START SOURCE DATA
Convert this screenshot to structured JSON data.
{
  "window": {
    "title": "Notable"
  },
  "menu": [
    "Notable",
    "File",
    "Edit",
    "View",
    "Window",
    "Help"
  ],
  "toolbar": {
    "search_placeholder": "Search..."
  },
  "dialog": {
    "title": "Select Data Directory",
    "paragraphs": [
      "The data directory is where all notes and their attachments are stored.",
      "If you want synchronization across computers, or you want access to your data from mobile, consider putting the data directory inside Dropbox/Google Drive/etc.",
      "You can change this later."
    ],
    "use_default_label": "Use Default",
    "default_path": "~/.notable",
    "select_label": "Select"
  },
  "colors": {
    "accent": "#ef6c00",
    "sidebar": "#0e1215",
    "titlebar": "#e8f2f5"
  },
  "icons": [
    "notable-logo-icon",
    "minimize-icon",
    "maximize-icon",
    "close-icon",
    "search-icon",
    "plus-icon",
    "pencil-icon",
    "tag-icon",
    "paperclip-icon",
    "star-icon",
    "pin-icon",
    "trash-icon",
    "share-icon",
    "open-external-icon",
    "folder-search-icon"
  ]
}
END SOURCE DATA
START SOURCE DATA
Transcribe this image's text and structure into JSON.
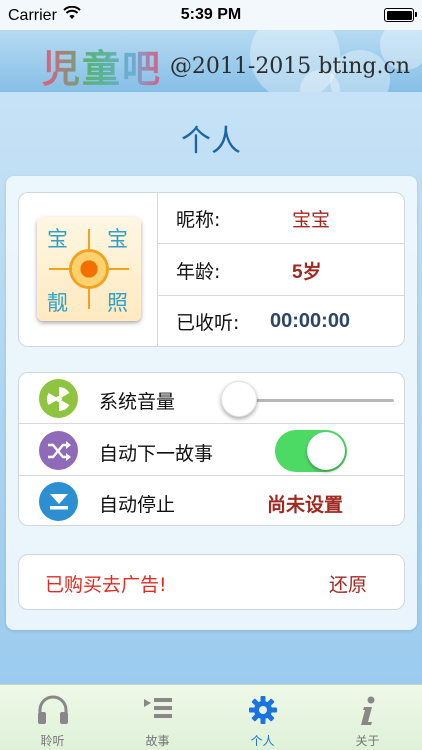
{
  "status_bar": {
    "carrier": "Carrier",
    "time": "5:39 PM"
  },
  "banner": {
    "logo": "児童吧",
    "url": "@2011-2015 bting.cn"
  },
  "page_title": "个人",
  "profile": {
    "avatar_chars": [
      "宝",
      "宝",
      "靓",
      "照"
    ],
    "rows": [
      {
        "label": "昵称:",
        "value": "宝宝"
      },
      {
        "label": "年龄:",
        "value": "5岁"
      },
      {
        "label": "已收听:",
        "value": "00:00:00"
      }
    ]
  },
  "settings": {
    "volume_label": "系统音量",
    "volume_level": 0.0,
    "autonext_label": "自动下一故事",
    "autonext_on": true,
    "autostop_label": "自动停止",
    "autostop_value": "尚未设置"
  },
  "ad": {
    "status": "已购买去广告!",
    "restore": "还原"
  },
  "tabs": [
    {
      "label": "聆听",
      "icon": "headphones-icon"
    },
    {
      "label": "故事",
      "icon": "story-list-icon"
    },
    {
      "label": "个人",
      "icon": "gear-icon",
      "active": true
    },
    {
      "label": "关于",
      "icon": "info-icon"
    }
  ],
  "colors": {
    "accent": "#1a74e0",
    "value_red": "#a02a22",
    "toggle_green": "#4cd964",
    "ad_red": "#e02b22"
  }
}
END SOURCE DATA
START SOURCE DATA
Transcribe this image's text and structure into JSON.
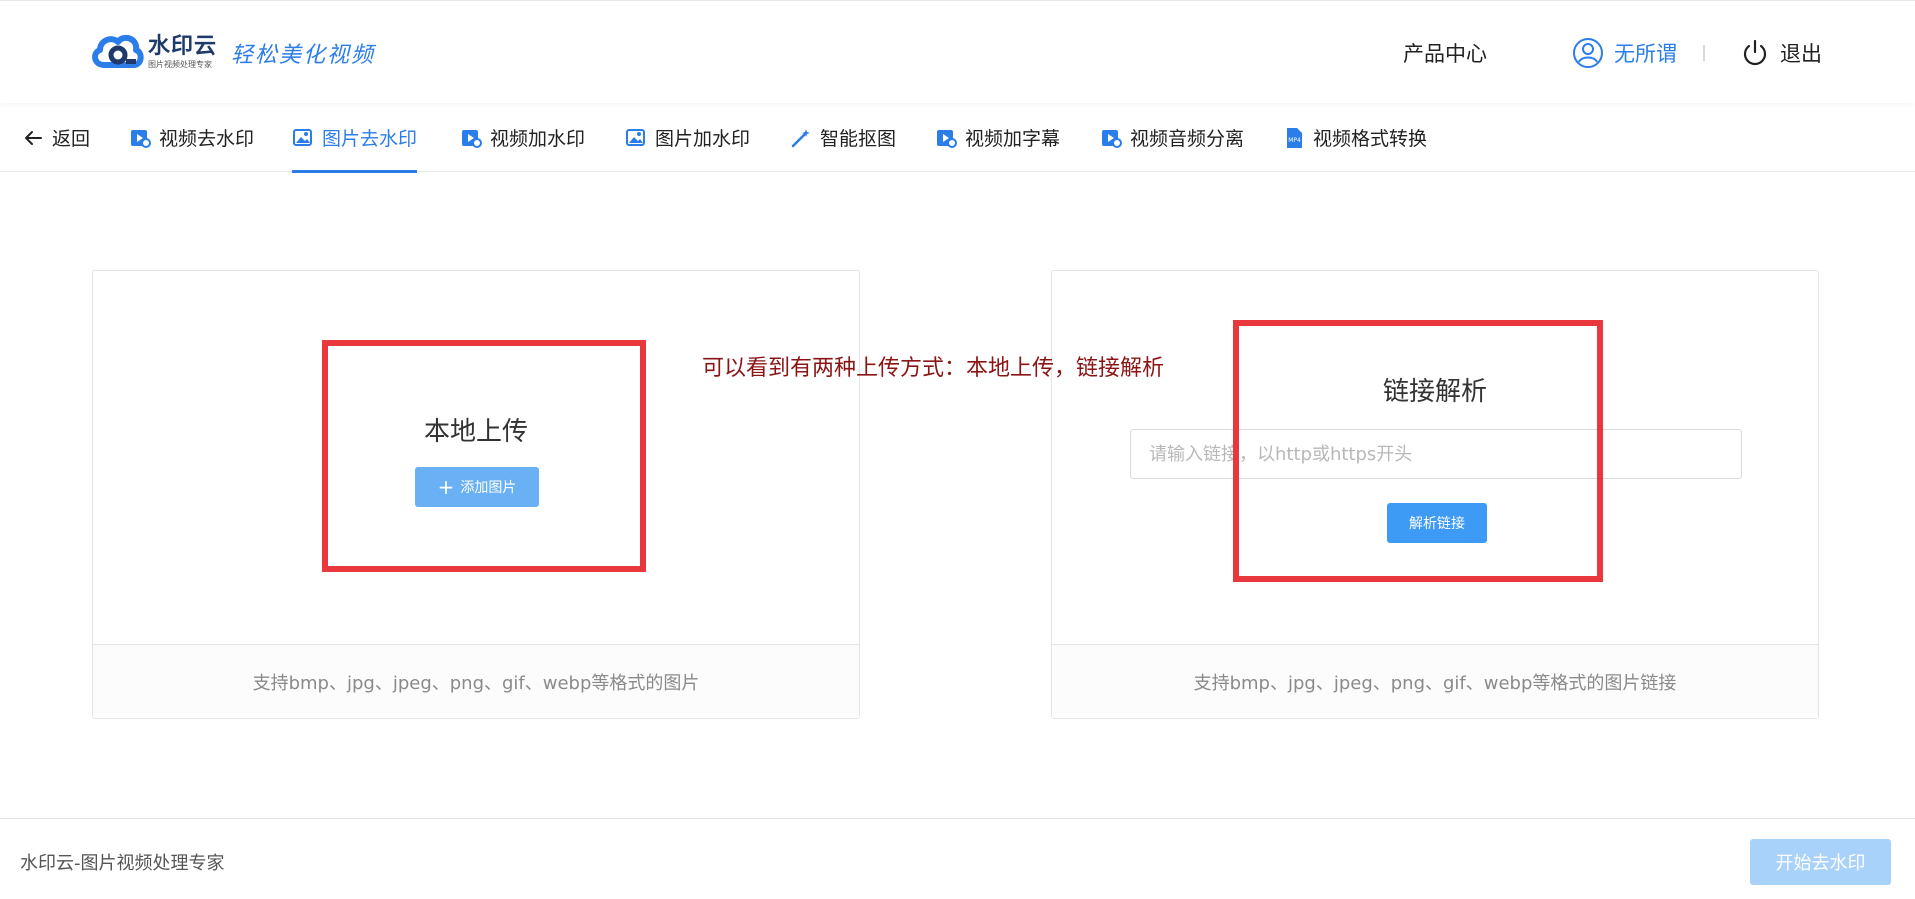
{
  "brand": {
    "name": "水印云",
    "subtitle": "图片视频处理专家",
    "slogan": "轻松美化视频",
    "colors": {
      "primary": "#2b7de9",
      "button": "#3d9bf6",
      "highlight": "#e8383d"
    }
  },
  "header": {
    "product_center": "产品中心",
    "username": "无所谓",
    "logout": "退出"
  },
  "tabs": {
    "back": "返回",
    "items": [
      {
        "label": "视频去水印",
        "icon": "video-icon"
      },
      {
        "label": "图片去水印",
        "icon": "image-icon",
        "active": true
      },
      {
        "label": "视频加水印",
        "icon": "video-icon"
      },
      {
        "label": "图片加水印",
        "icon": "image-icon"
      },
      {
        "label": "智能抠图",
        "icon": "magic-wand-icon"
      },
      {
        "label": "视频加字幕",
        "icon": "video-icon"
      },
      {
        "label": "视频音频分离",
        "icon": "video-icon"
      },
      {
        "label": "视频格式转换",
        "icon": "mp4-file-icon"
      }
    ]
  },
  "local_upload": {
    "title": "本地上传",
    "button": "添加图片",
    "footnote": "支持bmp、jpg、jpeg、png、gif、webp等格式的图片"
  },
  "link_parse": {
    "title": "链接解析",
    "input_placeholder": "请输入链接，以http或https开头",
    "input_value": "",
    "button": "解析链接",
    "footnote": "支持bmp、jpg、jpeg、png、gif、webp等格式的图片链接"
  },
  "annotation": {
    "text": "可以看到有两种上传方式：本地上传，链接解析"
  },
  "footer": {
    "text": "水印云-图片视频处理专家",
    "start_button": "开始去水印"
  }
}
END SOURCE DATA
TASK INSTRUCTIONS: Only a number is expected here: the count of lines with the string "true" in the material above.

RESPONSE TO THIS TASK: 3